▶ **REQUIRED ACTION**
Only the lines holding "face" are wanted here; copy each from the listing.

▶ **PROVIDED RECORDS**
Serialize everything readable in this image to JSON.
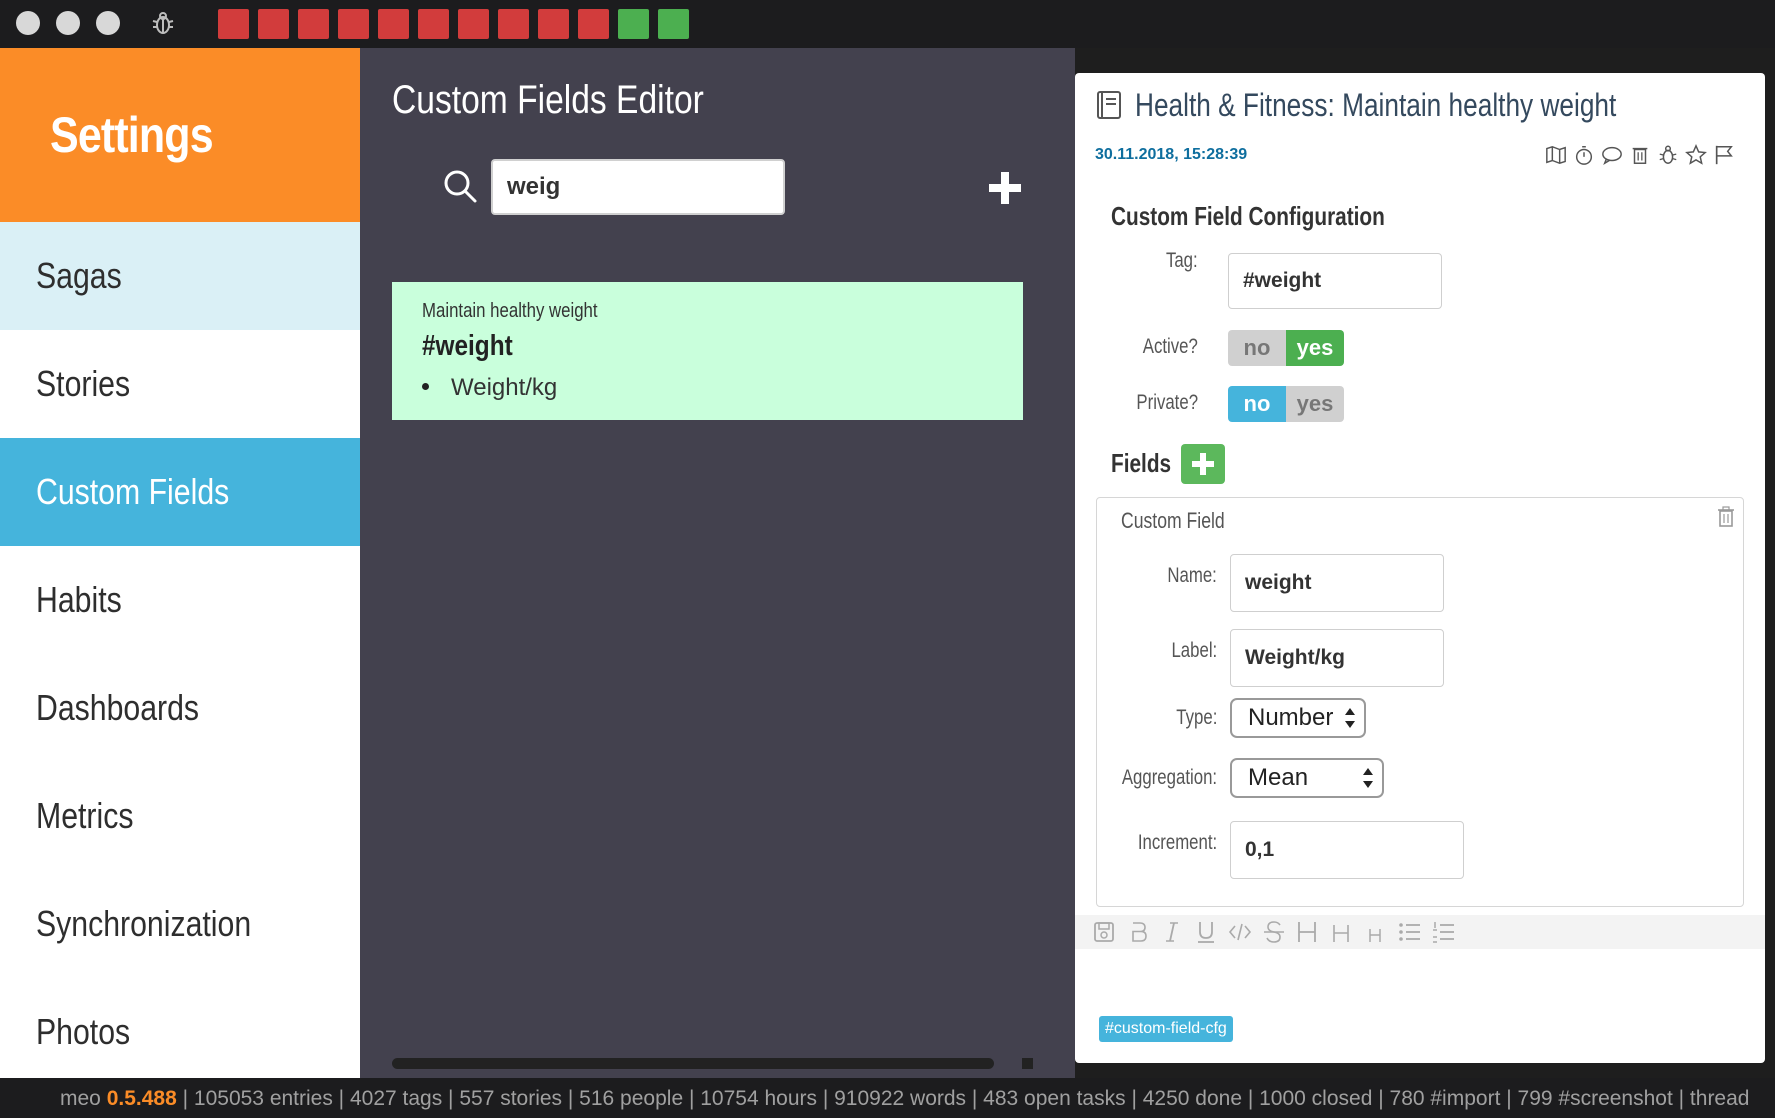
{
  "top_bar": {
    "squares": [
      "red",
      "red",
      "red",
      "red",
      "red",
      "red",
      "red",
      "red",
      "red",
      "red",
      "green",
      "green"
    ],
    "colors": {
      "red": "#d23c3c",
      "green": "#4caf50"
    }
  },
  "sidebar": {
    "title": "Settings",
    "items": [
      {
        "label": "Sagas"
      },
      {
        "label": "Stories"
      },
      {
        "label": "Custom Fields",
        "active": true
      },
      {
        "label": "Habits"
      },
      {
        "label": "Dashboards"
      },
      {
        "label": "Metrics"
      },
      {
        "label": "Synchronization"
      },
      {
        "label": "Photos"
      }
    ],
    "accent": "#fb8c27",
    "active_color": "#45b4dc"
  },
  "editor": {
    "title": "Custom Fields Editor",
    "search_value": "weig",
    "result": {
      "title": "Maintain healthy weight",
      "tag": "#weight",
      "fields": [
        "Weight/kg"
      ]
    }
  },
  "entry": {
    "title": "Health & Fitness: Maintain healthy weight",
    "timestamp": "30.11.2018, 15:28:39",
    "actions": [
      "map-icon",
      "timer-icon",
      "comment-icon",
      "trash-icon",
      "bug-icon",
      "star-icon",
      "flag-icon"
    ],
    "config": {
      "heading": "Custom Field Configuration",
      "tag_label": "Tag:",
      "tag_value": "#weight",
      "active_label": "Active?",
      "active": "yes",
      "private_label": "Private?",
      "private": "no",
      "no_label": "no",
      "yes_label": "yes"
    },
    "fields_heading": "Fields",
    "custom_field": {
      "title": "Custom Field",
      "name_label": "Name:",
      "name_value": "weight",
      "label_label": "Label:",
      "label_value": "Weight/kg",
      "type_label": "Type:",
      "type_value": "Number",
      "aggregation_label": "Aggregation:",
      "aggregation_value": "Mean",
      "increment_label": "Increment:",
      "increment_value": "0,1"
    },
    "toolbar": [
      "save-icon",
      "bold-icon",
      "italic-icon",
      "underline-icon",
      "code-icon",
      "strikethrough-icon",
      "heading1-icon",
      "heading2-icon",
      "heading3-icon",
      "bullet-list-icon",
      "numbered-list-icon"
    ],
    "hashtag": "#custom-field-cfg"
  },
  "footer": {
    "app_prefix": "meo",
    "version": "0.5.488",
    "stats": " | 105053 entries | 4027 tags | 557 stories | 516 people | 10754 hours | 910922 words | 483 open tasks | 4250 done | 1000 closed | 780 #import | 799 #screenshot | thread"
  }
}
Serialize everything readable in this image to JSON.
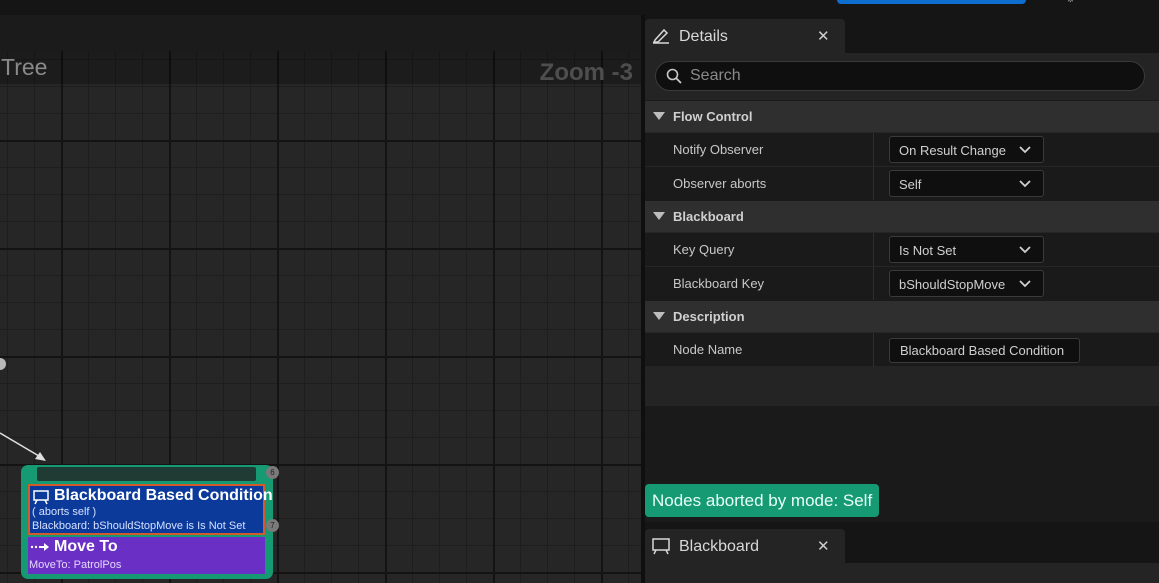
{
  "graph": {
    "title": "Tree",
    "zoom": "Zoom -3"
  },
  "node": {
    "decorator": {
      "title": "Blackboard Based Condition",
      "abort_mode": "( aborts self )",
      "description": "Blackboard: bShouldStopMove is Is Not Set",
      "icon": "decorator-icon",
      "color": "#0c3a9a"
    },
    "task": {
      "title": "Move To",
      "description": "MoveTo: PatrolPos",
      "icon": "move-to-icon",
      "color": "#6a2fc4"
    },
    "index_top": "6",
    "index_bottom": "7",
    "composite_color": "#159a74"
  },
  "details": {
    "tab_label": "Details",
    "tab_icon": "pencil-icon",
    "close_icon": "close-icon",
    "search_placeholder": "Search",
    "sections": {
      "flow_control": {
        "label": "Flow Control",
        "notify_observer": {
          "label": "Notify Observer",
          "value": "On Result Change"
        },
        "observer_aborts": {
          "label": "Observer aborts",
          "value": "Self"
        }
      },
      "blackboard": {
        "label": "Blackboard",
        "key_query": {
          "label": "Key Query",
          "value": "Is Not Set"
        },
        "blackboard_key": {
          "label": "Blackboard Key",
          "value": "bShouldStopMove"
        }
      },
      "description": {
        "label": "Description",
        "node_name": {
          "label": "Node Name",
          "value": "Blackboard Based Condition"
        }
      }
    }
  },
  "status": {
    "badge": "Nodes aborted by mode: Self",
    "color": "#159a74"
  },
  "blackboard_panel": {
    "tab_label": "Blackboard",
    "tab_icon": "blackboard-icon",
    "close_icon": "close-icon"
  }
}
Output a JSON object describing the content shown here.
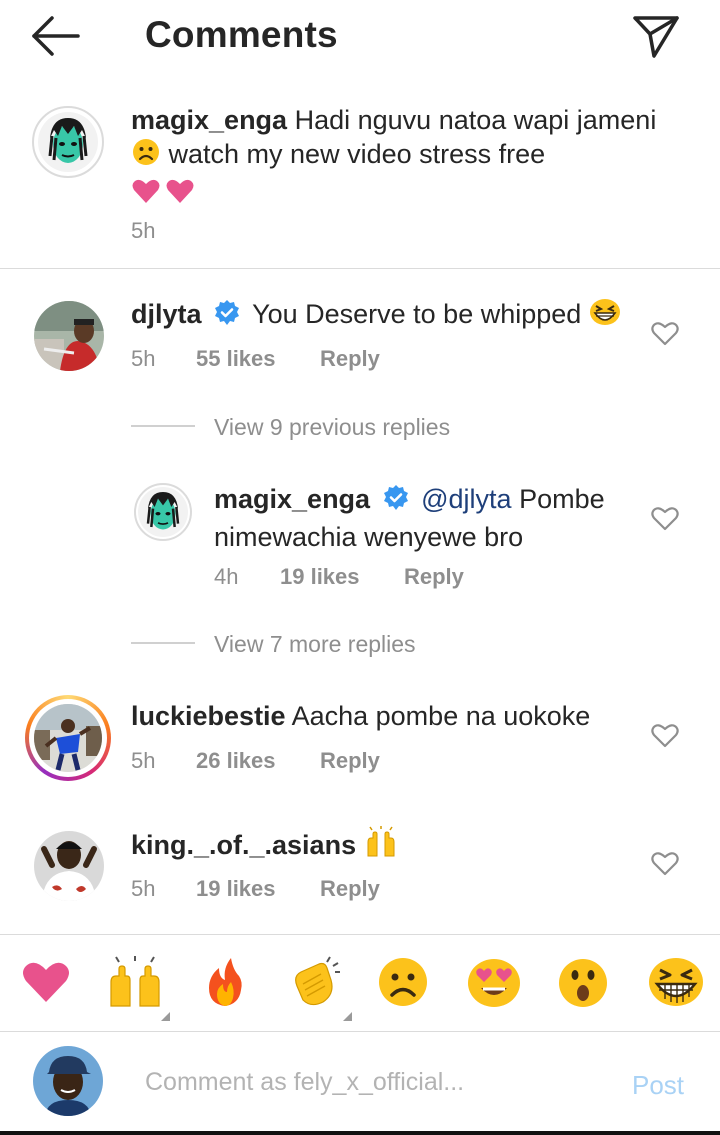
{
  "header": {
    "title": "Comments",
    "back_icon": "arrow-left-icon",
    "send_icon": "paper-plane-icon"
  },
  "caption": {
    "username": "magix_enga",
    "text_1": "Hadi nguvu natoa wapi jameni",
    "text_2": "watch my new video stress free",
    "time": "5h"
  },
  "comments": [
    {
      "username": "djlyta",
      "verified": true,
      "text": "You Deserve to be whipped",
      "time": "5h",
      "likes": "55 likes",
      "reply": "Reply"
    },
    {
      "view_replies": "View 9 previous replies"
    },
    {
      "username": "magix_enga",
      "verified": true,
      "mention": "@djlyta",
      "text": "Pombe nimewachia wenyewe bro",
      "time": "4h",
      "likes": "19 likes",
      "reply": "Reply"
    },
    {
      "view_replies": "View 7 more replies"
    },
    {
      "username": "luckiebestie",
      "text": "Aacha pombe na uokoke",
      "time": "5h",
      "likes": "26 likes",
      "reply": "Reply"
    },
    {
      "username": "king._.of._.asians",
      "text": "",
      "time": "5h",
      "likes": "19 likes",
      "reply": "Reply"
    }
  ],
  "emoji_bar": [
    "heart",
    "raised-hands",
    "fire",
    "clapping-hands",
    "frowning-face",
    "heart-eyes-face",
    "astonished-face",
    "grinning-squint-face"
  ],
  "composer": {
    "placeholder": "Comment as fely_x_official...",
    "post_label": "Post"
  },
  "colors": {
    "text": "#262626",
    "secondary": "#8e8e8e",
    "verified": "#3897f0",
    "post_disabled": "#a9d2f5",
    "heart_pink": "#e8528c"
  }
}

▶ **ANSWER FOR THIS EXERCISE**
    "frowning-face",
    "heart-eyes-face",
    "astonished-face",
    "grinning-squint-face"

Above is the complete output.